Pope Francis Talks About Satan More Than The Catholic Church Has In Decades, Which Is Unexpected
Sure, Pope Francis has been making headlines ever since he took over in March 2013. But in one way, he's less liberal than you thought: As the Washington Post points out, Pope Francis has some old-school views on Satan. So very old school, in fact, that the kind of comments made by the "liberal pope" haven't been mentioned by leaders of the Catholic Church in decades. Within his first month in office, Francis was already warning Catholics about "the enemy" and his joy of watching those who lose faith.
During his homily for his first papal mass, Frances quoted writer Léon Bloy: “Whoever does not pray to God, prays to the devil.” The next day, Frances again brought up the devil in an address to the College of Cardinals... and then again not long after, in his Palm Sunday homily.
It comes from knowing that with him we are never alone, even at difficult moments, even when our life’s journey comes up against problems and obstacles that seem insurmountable, and there are so many of them! This is the moment when the enemy comes, when the devil, often times dressed as an angel, comes and insidiously tells us his word. Don't listen to him! Follow Jesus!
Now, the devil has always been a powerful, long-standing figure in Catholicism. For centuries, the Catholic Church has preached that the devil is real, not a mythological creature or a personified stand-in for the world's evils. For instance, in 1215 the Fourth Lateran Council stated that "the devil and the other evil spirits were created good in nature, but they became evil by their own actions." Baptized Catholics also routinely reject Satan and his works during Mass, and there are numerous Catholic prayers used for protection from his evil.
However, popes, as well as priests and bishops, have begun shifting their views on the devil in the 20th century. The beloved Pope John Paul II, for example, took the devil very seriously, but often spoke about him in a more abstract way. In a 1987 speech, he said:

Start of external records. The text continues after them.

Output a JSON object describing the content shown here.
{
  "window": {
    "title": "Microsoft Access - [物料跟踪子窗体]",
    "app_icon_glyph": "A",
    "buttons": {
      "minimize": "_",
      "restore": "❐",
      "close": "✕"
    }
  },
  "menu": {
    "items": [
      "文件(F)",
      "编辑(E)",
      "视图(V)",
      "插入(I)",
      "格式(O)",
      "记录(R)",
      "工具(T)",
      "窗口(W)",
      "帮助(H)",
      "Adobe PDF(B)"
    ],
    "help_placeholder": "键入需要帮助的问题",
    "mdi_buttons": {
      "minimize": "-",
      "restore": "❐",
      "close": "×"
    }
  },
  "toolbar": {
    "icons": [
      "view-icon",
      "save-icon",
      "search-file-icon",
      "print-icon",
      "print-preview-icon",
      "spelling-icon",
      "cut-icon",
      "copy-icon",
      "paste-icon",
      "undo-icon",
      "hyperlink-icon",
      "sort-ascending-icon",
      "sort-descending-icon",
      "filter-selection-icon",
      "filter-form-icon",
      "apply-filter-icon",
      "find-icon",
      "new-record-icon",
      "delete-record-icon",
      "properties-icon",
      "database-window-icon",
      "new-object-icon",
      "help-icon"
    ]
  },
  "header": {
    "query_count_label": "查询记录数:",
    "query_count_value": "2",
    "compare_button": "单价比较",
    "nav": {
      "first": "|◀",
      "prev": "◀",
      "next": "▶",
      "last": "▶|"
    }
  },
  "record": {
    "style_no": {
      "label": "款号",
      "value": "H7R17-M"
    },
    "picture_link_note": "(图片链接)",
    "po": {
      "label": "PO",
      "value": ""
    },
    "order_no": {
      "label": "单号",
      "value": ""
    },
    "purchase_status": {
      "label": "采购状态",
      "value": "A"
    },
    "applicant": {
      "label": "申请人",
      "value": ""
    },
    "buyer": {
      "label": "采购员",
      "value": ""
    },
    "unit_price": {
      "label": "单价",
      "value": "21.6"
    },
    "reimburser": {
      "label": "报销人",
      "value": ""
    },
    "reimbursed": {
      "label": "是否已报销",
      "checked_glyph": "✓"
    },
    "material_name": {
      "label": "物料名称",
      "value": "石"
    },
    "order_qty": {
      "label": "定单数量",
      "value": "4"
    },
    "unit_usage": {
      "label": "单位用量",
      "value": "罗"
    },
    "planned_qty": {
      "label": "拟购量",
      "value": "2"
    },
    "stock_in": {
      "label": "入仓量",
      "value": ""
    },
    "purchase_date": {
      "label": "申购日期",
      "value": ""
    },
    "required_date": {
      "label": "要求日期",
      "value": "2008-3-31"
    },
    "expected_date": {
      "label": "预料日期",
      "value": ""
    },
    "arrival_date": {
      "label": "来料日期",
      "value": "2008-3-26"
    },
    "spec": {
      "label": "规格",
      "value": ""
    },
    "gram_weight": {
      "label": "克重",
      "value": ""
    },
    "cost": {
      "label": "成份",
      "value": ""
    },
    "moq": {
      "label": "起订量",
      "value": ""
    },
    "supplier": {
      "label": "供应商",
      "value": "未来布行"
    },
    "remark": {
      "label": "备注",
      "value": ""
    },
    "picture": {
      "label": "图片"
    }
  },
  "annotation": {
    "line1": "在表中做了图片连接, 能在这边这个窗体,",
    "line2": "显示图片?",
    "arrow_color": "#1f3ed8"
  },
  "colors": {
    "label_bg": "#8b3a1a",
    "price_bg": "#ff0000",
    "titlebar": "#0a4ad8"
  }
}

This battle against the devil which characterizes the Archangel Michael is still going on, because the devil is still alive and at work in world. In fact, the evil that is in it, the disorder we see in society, the infidelity of man, the interior fragmentation of which he is a victim, are not merely the consequences of original sin, but also the effect of the dark and infesting activity of Satan, of this saboteur of man’s moral equilibrium.
But Francis seems to be taking the devil in a more literal sense — a view that has been consistent since the beginning of his papacy. It might all sound pretty innocent — and well within the realm of Catholicism — but Francis’ preoccupation has been confusing some Catholic thinkers, particularly in the Western world. “He is opening the door to superstition,” Vito Mancuso, a Catholic theologian and writer, told The Washington Post.
While most Catholic wouldn't deny the existence of Satan in some form, Francis' positioning of the devil as literal rather than metaphorical may cause some to worry because it strengthens his stance on exorcism — an act that has been controversial among contemporary Catholics.
In October 2013, after referencing a gospel reading where Jesus healed a man possessed by a demon, Francis criticized those who attempt to explain the work of Jesus and write off "demons" as mental illness:
There are some priests who, when they read this Gospel passage, this and others, say: ‘But, Jesus healed a person with a mental illness. It is true that at that time, they could confuse epilepsy with demonic possession; but it is also true that there was the devil! And we do not have the right to simplify the matter. No! The presence of the devil is on the first page of the Bible, and the Bible ends as well with the presence of the devil, with the victory of God over the devil.
It's not unexpected, then, that the Vatican is holding a course to train about 200 Roman Catholic priests on how to exorcize the devil out of their parishioners. But what is unexpected is that Francis, a pope who has shown that he's not afraid of modernity, would be clinging to views that even some of his bishops and cardinals believe are extreme.